It’s great that you made your early childhood dreams come true.
Wow, glad I wasn’t in your class, Tina…might not have graduated!
My early life defnitely played a major role in my later life. I had a very exacting mother and although she wanted me to get a college degree so I could aim higher in my future employment than she did (she was a secretary), my mother trained me so well that I followed in her footsteps instead. I only completed two and a half years of college so that I could get married and have a family. And when I became a divorcee with two toddlers after 12 years of marriage and had to get a job asap, I attended a business college and completed their legal secretarial certification program in nine months and promptly went to work for a law firm. I kept a legal secretarial career for over 30 years because I didn’t have the funds or time to go back to school. I am now retired but enjoy an online social/reading life with a few reading groups and blogs, which is a natural fit after my loooong secretarial life. Thanks for the interesting post and question, Nancy. Also, re Terry’s comment above, I grew up on a ranch-farm and to this day love reading western romances and watching all the old western TV shows.
I still like the term “secretary” even though it’s passe. Now you’re called an administrative assistant. Same job, different title. Good for you on finishing school and getting certified after your divorce. That must have taken a lot of fortitude and determination.
I think I wanted to be a cowboy…at least, those are the photos I see of me…little cowboy suit + hat. Funny thing, I don’t know that I’ve ever ridden a horse!
You don’t need a horse to LOOK like a cowboy. Just get yourself a good hat and boots. Good for a Halloween costume.

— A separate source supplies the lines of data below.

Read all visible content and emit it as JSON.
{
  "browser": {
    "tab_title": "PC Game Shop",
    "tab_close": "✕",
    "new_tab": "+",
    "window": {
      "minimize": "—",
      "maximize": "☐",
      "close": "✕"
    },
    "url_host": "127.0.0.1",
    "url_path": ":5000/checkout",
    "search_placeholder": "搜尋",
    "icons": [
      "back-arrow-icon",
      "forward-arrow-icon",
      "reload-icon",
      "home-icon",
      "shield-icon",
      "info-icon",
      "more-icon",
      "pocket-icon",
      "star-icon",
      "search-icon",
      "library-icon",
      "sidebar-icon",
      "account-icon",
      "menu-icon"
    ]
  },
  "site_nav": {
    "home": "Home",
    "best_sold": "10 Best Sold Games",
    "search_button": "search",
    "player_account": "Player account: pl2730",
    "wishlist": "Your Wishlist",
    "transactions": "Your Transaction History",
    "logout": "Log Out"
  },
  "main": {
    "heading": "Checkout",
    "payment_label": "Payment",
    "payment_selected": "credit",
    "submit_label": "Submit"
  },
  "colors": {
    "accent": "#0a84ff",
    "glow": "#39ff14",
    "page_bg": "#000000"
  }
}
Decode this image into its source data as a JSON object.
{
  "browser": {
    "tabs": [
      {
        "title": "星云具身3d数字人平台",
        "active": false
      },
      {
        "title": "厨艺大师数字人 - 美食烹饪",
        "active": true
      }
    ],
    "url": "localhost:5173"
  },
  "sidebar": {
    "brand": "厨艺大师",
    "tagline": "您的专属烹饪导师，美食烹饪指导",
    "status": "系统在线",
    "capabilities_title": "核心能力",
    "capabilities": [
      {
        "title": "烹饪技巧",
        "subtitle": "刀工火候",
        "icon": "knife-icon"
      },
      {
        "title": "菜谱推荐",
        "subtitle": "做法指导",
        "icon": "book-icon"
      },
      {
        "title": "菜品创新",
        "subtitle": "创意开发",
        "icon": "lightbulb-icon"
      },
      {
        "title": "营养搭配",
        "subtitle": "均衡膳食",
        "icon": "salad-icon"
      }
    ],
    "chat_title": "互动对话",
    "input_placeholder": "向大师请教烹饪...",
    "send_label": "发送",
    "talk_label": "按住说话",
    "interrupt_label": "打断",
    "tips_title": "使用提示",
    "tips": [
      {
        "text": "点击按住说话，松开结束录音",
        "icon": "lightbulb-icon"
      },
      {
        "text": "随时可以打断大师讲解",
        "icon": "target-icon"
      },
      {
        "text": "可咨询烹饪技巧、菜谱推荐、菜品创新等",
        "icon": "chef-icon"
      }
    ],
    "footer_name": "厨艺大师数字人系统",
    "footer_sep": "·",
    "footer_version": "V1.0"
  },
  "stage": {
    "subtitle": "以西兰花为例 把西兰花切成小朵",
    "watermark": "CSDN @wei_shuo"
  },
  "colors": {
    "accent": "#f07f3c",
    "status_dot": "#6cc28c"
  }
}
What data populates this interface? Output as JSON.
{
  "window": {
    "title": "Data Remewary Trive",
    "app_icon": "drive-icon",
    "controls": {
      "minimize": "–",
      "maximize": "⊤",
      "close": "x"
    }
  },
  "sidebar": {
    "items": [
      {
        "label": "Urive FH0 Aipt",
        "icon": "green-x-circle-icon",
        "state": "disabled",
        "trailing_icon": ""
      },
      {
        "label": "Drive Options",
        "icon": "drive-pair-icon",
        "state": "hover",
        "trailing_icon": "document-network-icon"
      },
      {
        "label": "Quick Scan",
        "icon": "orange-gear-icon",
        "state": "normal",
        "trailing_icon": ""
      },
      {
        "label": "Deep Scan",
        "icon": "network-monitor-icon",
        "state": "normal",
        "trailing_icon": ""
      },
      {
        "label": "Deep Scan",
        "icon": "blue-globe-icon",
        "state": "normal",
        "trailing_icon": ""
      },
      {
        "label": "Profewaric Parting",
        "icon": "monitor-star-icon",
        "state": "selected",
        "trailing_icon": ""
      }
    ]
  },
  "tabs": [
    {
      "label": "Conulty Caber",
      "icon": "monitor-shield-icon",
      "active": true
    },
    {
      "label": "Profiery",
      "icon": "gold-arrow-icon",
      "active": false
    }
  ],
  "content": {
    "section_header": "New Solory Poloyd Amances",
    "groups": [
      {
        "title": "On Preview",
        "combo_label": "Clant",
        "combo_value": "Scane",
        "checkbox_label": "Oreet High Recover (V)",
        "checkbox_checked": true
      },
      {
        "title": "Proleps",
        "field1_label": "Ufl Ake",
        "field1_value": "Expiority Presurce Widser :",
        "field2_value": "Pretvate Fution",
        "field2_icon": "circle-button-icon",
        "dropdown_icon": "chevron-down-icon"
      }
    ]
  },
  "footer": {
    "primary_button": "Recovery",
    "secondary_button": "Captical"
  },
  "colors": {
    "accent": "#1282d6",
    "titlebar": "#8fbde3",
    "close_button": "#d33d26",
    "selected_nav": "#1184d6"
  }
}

I had a lot of unstructured play as a child, allowing me to create stuff with wood scraps and nails, cook out over campfires, bog in the mud, climb trees, but most important of all, to have time to daydream. Sometimes I think that was the most important part, to imagine myself as this or that. I didn’t limit myself to human careers like astronaut or doctor, though at one point I wanted to be both, but I also wanted to grow up to be an eagle and a dolphin and have Mary Poppins as my nanny.
You were certainly imaginative, and now we are lucky to benefit from the stories you create.
Thanks Nancy for a bit of “background” on you. When I was a kid, I used to cut pictures of food out of my mom’s discarded magazines. I would use the pictures to play restaurant. My dolls were my customers. As an adult, I have had no desire to become a chef nor own a restaurant. But, I’ve raised my four (now adult) children with plenty of good home cooked food on the table as well as baking many a dozen of treats for our 15 grandchildren & 1 great-grandchild.
I love your choice of role playing. As an adult, you transferred your play to the home kitchen and made it come true that way.
I played teacher as a youngster and did get a degree in education but then went on to law school and have been a lawyer for 37 years and a mediator for 29–still teaching people how to resolve disputes.
So you did become a teacher but in a different field than education.